Construction crews work on roads near the Cartersville campus.Photo by Kaileb Webb
Construction crews work on roads near the Cartersville campus. Photo by Kaileb Webb

Students and staff arriving to the Georgia Highlands Cartersville campus are currently greeted by a parade of traffic cones, dump trucks and construction workers in bright orange vests.

The air is filled with dust, and cars line up bumper-to-bumper at each stoplight in front of the school.
It’s not uncommon for students to hear sirens blaring by as they sit in their 8 a.m. class as police cars rush to the scene of a confusion-caused fender bender after lines in the road have been changed once again.
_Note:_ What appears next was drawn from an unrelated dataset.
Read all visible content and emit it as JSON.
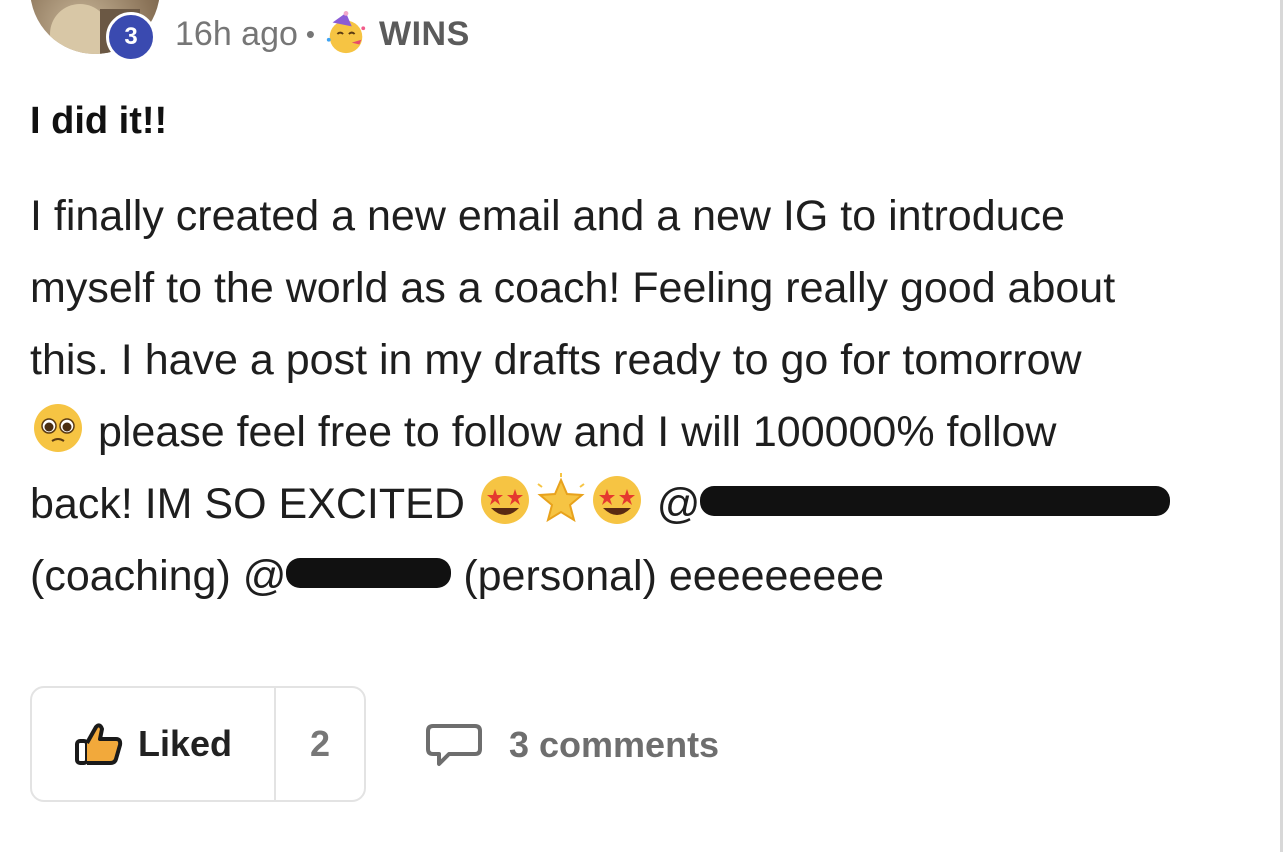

According to the Georgia Department of Transportation, the construction began in September 2013 and is not only widening state Route 20 from two to four lanes, but it is also relocating the highway for better access and shorter travel time to Highway 411.
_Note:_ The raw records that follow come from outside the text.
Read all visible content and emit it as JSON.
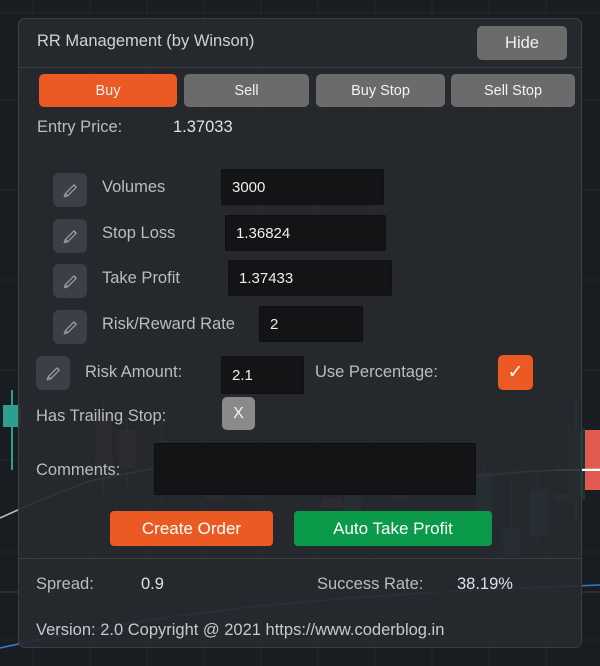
{
  "panel": {
    "title": "RR Management (by Winson)",
    "hide_label": "Hide"
  },
  "order_types": [
    {
      "label": "Buy",
      "name": "buy",
      "active": true
    },
    {
      "label": "Sell",
      "name": "sell",
      "active": false
    },
    {
      "label": "Buy Stop",
      "name": "buy-stop",
      "active": false
    },
    {
      "label": "Sell Stop",
      "name": "sell-stop",
      "active": false
    }
  ],
  "entry_price": {
    "label": "Entry Price:",
    "value": "1.37033"
  },
  "fields": {
    "volumes": {
      "label": "Volumes",
      "value": "3000",
      "icon": "pencil-icon"
    },
    "stop_loss": {
      "label": "Stop Loss",
      "value": "1.36824",
      "icon": "pencil-icon"
    },
    "take_profit": {
      "label": "Take Profit",
      "value": "1.37433",
      "icon": "pencil-icon"
    },
    "risk_reward": {
      "label": "Risk/Reward Rate",
      "value": "2",
      "icon": "pencil-icon"
    },
    "risk_amount": {
      "label": "Risk Amount:",
      "value": "2.1",
      "icon": "pencil-icon"
    }
  },
  "use_percentage": {
    "label": "Use Percentage:",
    "checked_glyph": "✓",
    "checked": true
  },
  "trailing_stop": {
    "label": "Has Trailing Stop:",
    "toggle_glyph": "X",
    "enabled": false
  },
  "comments": {
    "label": "Comments:",
    "value": "",
    "placeholder": ""
  },
  "actions": {
    "create_order": "Create Order",
    "auto_take_profit": "Auto Take Profit"
  },
  "footer": {
    "spread_label": "Spread:",
    "spread_value": "0.9",
    "success_rate_label": "Success Rate:",
    "success_rate_value": "38.19%",
    "version_line": "Version: 2.0  Copyright @ 2021 https://www.coderblog.in"
  },
  "colors": {
    "accent_orange": "#ea5a22",
    "accent_green": "#0a9a4a",
    "neutral_button": "#6b6b6b",
    "panel_background": "#272a2f",
    "input_background": "#141416",
    "text_primary": "#dfe1e4",
    "text_muted": "#b9bcc0"
  }
}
The Georgia DOT says the project is 67.26 percent finished, and although the construction was set for completion in May 2016, they have tacked on several extra months, leaving the current completion date for March 2017.

Leslie Johnson, Cartersville campus dean, has a front-row seat to the construction zone from her office window.
Not only does she hope it will be much more aesthetically pleasing once the project is completed next spring, but she also hopes the shorter route created will bring in a higher traffic of students to the school.
She also mentioned the frustrations students and staff face when driving to the campus, stating, “It’s definitely a daily challenge, not knowing which lane you’re going to be using that day.”
Vehicles have been redirected by bright, round barrels, and completion of a new lane caused the flow of traffic to change overnight.
One student, Justin Hite, said, “It’s stressful and frustrating. Especially when you go to make the same turn you always do, and all of a sudden it’s blocked off and you have no idea where to go.”
Although the completion of the construction project brings promise of easier access and shorter travel times for people travelling between Highway 411 and SR 20, students and staff at the Cartersville campus can expect at least one more semester of traffic and lane changes.